Line by line, reproduce the material below exactly.

*Study material:*
━━━━━━━━━━━━━━━━━━━━━━━━━━━━━━

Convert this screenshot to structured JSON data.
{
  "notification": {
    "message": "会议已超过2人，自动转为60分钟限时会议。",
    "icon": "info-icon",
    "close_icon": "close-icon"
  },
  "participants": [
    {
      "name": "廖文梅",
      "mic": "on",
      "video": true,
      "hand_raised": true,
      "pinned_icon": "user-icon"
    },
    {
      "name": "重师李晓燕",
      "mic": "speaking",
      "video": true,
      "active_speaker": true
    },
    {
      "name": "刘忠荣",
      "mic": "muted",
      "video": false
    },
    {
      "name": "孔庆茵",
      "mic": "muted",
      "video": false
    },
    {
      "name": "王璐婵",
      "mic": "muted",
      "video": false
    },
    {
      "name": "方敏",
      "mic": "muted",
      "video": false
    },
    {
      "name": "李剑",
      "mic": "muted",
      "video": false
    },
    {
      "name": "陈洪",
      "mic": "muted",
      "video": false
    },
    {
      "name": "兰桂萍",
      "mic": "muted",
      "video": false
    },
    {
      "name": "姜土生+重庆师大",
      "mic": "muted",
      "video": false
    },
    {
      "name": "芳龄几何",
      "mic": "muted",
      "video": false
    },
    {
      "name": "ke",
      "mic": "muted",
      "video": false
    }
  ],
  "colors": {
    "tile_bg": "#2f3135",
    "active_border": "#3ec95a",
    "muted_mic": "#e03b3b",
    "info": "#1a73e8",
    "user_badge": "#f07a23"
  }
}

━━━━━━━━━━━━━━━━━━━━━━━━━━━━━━

*The answer:*
Convert this screenshot to structured JSON data.
{
  "notification": {
    "message": "会议已超过2人，自动转为60分钟限时会议。",
    "icon": "info-icon",
    "close_icon": "close-icon"
  },
  "participants": [
    {
      "name": "廖文梅",
      "mic": "on",
      "video": true,
      "hand_raised": true,
      "pinned_icon": "user-icon"
    },
    {
      "name": "重师李晓燕",
      "mic": "speaking",
      "video": true,
      "active_speaker": true
    },
    {
      "name": "刘忠荣",
      "mic": "muted",
      "video": false
    },
    {
      "name": "孔庆茵",
      "mic": "muted",
      "video": false
    },
    {
      "name": "王璐婵",
      "mic": "muted",
      "video": false
    },
    {
      "name": "方敏",
      "mic": "muted",
      "video": false
    },
    {
      "name": "李剑",
      "mic": "muted",
      "video": false
    },
    {
      "name": "陈洪",
      "mic": "muted",
      "video": false
    },
    {
      "name": "兰桂萍",
      "mic": "muted",
      "video": false
    },
    {
      "name": "姜土生+重庆师大",
      "mic": "muted",
      "video": false
    },
    {
      "name": "芳龄几何",
      "mic": "muted",
      "video": false
    },
    {
      "name": "ke",
      "mic": "muted",
      "video": false
    }
  ],
  "colors": {
    "tile_bg": "#2f3135",
    "active_border": "#3ec95a",
    "muted_mic": "#e03b3b",
    "info": "#1a73e8",
    "user_badge": "#f07a23"
  }
}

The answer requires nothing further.